So, a rather multi-ethnic group: 5 Eastern Europeans, 2 Germans/Austrians/1 Southern Eruopean, although perhaps more weighted toward Eastern Eurpeans than I would have imagined.

LeBrok
15-09-16, 05:43
So many papers will come soon! Tsunami of ancient population genetics we've been waiting for. :)

MOESAN
15-09-16, 18:32
Alemannic colonizators of these ancient rather Romano-Celtic territories were at first of northern stock according to classical anthropology; not a pure pop, but one where dominated in number the dolichocephals compared to previous periods when meso-brachys dominated; I rely on old works here. They said that roughly the Germanics cemeteries were in the valleys and the remnants of the ancient pop were more in slopes and highlands. I cannot judge it.
It seems the two pops mixed later (When exactly?). The local pop of Schwaben in the 20th Cy, like Alsacians, was the darker haired pop of Great Germany, darker than the highlands parts of Thuringen and of Baviera, and as dark as some parts of Alemannic Switzerland (there too, the Bern plateau shows lighter pop). Only Tyrol could show darker pop for hairs. Even at this period of sedentism, the close pops of Pfalz-S-Rheinland not to far north but on the valleys was a bit lighter, and more meso, not brachy. In deeper analysis, it seem (in 20th) that as a whole valleys were still a bit lighter and less brachy or more meso. It's the past century, of course! Some Turcs could have modified the "tableau" today.
So I would vote for a genuine Germanics input before osmosis. But these people studied in this study could have a very uncommon history... The "northeastern" affinity could be from Longobards?

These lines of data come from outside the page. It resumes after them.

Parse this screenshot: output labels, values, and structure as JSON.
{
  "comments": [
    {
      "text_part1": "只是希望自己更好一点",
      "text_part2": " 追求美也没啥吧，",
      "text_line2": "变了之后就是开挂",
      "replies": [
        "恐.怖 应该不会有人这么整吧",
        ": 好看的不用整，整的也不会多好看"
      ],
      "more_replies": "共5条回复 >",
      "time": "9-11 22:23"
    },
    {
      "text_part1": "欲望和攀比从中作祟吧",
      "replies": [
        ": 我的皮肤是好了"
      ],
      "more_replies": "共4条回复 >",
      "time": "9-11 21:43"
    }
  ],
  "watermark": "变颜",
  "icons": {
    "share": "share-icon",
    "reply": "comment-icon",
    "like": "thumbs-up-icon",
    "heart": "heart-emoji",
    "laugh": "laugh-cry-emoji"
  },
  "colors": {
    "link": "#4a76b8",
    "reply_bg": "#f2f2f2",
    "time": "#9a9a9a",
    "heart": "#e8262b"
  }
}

Angela
15-09-16, 18:47
Well, I finally have an answer for why my Swiss-German cousins in law are all rather dark haired, dark eyed, and rather olive skinned. If I can find the pictures to upload, I'll put them in an anthropology thread.

MOESAN
15-09-16, 21:49
Well, I finally have an answer for why my Swiss-German cousins in law are all rather dark haired, dark eyed, and rather olive skinned. If I can find the pictures to upload, I'll put them in an anthropology thread.

Angela, the Alsacians were among the darkest German speaker pops but they were among the lighest French people along with Picards, North Coast Normands, Germanic Lorrains and French Flemings!! Not dark all of them: it's relative. And I know you know Swiss people were and are multiethnic.

Judith
14-01-17, 14:34
It is good to learn that we will get more results and analysis of ancient DNA.